Breaking Down

Larger logs (2’-3’ in diameter) are broken down into smaller pieces using a large vertical bandsaw called a head rig saw. A computer recommends a cutting pattern to maximize the number of lumber pieces obtainable from the log. In general, thinner pieces are cut from the outer portion where there are fewer knots, and thicker pieces for dimension lumber are cut next. The center of the log yields stock for heavy timber pieces.


The large cut pieces from the head rig saw, are laid flat, and moved by chain conveyor to a series of bandsaws where they are cut to the required widths, and the outside edges are trimmed square. The smaller diameter logs are fed through a series of bandsaws that cut them into 1”, 2”, or 4” thick pieces in one pass. Smaller pieces that don’t need further cutting may pass through a chipper which further grinds the uneven edges square.

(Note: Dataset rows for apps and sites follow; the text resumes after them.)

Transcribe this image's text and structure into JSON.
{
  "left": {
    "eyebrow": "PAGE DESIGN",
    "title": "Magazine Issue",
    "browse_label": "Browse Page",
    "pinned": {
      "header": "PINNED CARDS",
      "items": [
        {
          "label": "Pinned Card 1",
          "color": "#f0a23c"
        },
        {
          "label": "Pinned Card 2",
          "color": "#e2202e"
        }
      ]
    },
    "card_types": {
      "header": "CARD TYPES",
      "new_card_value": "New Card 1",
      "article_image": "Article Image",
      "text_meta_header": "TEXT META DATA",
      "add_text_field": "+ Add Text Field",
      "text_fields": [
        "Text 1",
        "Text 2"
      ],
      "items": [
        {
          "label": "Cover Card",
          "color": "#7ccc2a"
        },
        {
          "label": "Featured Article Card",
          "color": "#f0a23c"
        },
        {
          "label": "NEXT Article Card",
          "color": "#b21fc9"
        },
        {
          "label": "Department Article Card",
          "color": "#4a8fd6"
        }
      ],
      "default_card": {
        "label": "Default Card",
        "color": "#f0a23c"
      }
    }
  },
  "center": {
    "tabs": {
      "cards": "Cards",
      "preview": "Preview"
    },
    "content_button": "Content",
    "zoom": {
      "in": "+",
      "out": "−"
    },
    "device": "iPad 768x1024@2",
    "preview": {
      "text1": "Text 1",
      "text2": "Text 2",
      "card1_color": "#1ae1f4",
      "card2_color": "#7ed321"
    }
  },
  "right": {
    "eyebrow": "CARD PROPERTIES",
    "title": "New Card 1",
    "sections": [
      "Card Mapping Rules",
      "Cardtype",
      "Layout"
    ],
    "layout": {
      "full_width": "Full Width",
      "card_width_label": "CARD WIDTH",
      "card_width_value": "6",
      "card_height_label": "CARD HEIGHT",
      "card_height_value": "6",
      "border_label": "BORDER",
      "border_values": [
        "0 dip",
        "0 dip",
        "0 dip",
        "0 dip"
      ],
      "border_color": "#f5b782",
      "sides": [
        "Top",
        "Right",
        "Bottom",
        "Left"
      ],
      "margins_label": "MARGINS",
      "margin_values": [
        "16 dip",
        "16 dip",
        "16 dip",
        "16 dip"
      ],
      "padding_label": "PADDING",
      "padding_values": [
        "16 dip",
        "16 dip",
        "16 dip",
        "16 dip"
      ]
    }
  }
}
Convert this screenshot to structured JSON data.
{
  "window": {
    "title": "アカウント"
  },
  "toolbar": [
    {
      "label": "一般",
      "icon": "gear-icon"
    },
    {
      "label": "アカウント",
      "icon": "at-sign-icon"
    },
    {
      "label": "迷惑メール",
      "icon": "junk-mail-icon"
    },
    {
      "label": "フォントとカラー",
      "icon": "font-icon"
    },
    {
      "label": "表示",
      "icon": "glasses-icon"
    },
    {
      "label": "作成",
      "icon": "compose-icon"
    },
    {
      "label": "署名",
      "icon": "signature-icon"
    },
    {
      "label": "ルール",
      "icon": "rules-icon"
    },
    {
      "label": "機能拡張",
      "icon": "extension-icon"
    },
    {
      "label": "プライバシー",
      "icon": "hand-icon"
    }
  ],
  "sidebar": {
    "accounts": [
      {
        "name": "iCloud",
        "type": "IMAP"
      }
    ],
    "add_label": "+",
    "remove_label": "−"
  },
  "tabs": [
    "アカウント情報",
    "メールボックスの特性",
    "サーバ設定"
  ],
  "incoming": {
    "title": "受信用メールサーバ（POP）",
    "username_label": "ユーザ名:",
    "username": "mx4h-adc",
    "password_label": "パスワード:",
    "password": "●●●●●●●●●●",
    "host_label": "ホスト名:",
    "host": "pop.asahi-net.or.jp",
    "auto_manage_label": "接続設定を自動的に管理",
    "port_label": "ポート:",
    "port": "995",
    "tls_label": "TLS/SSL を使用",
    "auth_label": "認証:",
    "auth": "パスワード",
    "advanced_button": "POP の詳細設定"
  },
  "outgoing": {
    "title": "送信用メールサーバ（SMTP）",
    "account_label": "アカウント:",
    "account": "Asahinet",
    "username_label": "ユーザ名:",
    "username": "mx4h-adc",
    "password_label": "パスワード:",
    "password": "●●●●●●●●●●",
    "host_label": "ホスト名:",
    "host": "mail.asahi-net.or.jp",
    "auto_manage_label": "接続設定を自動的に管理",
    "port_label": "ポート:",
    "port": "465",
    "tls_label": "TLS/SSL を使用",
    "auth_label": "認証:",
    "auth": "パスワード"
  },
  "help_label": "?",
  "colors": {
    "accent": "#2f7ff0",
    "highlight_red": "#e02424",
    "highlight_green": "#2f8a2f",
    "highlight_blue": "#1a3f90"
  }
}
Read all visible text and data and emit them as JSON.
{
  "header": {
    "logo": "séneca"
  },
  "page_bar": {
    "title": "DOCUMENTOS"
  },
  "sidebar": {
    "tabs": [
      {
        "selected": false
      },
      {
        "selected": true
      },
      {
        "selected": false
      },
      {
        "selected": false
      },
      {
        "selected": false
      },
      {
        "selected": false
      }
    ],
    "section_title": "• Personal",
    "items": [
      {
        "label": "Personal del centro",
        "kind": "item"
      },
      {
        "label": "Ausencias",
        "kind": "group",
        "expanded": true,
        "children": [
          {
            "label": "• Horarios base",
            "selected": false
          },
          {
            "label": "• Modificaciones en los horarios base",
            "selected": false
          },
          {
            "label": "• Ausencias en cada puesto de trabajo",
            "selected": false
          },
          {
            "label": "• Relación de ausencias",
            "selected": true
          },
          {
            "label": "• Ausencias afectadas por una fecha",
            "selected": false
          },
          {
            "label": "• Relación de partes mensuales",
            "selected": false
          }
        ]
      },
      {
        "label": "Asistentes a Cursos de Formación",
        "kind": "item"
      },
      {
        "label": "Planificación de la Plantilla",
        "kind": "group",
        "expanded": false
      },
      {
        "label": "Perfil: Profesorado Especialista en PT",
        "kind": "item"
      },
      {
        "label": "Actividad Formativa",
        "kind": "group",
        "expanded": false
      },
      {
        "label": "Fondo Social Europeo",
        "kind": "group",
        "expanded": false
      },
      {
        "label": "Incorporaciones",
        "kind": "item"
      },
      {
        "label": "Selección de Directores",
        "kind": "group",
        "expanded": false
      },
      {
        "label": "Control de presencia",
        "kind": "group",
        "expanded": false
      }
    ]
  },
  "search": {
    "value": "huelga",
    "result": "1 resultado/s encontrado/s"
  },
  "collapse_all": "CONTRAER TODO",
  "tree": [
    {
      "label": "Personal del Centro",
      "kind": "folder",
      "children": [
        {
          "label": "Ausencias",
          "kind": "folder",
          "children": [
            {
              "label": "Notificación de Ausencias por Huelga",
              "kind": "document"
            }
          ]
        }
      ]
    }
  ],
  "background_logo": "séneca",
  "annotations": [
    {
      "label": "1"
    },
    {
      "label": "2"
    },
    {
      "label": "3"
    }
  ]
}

Drying or Seasoning

The cut and trimmed pieces of lumber are then moved to an area to be dried or “seasoned.” When a tree is felled, it still contains between 40% to 50% water content. Seasoning is the process of removing excess water or moisture content. It prevents decay by allowing the wood to shrink as it dries out. As a result, the wood is less likely to warp or deform.

Timbers, because of their large dimensions, are difficult to thoroughly dry and are generally sold wet or “green.” Other lumber may be air dried or kiln dried, depending on the required moisture content of the finished piece. Air-dried lumber, which contains about 20% moisture, is stacked in a covered area with spacers between each piece to allow air to circulate.

Kiln-dried lumber is stacked in an enclosed area where 110-180°F (44-82°C) heated air is circulated through the stacks. Kiln-dried woods, which contain less than 15% moisture, are often specified for interior floors, molding, and doors which require minimal shrinkage.


The dried pieces of lumber are passed through planers, where rotating cutting heads trim the pieces to their final dimensions, smooth all four surfaces, and round the edges

Grade Stamping and Banding

Each piece of lumber is visually or mechanically inspected and graded according to the number and location of knots, cracks, and natural marks. The grade is stamped on each piece, along with information about the moisture content, and a mill identification number. The lumber is then bundled according to the type of wood, grade, and moisture content—and the bundle is secured with steel bands. The bundles are loaded on a truck or train and shipped to a lumber yard for resale to customers.

Reforestation and Sustainability

America’s forests provide a rich habitat for wildlife, diverse plant and animal communities, clean water, beautiful scenery, and recreational opportunities. But natural catastrophes, excessive cutting, fire, insects, and historical farming practices require that we protect this valuable resource.

The roots of forestry regulation and preservation date back to 1876 when Congress requested that the Department of Agriculture assess the state of the forests in the United States. Today, the USDA Forest Service’s mission is to sustain the health, diversity, and productivity of the nation’s forests and grasslands to meet the needs of present and future generations. One of its top priorities is managing growth through reforestation programs like those created by the Knutson-Vandenberg Act of 1930. This act established forest tree nurseries and required timber sale purchasers to make deposits to cover reforestation costs and related work within timber sale areas.

Responsible wood flooring companies understand the delicate balance between man and the environment. Be sure to ask about certifications and their commitment to sustainability before choosing any manufacturer, product, installer, or a wood flooring professional.